* [EXERCISE REQUIREMENTS]: Check each line of the data below for the string "number", then state how many have it and nothing else.

* [TASK DATA]:
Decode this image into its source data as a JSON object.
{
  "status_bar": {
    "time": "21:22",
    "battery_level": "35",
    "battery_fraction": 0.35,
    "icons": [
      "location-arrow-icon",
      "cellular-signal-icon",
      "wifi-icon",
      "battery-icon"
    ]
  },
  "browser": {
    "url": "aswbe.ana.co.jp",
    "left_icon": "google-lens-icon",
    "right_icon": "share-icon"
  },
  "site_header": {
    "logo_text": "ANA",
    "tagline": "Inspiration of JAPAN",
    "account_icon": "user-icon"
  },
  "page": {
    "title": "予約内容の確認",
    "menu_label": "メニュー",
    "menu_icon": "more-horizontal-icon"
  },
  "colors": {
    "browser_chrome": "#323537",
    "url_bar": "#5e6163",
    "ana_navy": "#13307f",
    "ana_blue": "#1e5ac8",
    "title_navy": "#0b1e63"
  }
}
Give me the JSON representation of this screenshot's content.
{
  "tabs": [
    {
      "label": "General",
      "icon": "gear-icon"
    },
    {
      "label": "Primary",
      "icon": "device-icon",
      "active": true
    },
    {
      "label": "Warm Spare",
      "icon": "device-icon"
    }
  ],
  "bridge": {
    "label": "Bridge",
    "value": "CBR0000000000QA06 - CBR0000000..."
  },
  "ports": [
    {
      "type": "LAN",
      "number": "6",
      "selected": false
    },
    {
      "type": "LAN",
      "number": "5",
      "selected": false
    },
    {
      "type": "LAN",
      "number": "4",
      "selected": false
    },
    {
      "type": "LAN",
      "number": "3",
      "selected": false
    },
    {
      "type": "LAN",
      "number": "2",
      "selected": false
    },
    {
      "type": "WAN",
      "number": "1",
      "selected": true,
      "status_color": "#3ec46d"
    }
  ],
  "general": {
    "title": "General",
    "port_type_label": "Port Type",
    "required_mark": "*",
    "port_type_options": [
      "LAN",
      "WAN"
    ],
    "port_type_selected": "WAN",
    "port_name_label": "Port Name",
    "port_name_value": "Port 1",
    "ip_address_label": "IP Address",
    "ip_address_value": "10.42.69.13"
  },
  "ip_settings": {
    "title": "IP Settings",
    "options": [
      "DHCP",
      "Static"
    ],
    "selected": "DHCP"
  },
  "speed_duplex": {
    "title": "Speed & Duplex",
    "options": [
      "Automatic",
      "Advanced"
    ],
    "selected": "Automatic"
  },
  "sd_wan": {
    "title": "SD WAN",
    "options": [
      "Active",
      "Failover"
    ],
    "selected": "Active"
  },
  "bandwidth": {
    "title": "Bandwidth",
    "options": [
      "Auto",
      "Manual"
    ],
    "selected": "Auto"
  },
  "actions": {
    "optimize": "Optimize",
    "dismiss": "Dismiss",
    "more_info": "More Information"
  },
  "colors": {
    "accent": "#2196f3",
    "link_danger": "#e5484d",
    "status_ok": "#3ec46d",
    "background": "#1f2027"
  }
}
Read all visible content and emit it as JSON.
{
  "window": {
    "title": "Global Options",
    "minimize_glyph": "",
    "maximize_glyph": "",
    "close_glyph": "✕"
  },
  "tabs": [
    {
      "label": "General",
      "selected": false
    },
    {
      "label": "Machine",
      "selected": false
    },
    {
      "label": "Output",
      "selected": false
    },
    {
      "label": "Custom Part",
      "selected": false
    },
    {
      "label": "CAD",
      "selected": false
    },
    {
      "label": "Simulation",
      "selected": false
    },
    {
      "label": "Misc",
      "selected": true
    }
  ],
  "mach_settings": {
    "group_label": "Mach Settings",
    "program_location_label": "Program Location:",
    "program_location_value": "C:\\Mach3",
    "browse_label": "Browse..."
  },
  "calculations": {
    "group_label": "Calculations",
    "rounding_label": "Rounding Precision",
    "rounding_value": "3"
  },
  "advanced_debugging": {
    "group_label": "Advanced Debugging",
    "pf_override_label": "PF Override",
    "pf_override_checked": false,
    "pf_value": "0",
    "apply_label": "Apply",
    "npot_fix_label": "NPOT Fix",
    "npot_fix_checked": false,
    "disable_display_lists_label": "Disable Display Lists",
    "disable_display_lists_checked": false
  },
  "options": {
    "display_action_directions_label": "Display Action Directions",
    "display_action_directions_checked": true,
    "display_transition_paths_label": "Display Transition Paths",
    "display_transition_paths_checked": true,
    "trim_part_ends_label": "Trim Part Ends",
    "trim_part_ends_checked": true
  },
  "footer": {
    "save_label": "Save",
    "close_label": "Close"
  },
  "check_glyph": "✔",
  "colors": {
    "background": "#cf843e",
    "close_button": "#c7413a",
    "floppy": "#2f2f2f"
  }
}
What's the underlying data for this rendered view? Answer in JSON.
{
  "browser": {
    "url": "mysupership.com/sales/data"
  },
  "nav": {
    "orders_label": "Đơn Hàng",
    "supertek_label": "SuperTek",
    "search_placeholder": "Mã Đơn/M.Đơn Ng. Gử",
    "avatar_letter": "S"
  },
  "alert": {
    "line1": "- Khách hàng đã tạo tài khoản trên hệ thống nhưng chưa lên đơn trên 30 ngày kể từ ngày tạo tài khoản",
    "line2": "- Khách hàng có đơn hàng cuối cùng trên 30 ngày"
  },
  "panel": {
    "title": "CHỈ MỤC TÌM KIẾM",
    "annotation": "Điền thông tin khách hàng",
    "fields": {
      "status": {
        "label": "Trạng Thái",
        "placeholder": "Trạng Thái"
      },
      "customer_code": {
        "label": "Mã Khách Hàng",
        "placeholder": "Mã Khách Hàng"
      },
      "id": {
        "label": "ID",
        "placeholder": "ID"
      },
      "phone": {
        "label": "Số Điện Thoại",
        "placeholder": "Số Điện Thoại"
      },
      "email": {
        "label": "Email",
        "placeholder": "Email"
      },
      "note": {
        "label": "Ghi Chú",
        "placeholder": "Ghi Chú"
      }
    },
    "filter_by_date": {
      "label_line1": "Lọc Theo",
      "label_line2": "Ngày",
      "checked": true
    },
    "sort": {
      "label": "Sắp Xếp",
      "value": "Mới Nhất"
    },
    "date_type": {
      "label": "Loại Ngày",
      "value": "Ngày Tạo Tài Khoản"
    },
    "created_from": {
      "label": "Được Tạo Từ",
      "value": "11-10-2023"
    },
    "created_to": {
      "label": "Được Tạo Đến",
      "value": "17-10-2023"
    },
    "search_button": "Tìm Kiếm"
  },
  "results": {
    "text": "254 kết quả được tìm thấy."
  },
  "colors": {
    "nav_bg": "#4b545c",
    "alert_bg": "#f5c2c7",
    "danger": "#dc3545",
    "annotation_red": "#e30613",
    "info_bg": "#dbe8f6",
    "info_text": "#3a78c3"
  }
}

* [ANSWER TO THIS EXERCISE]: 6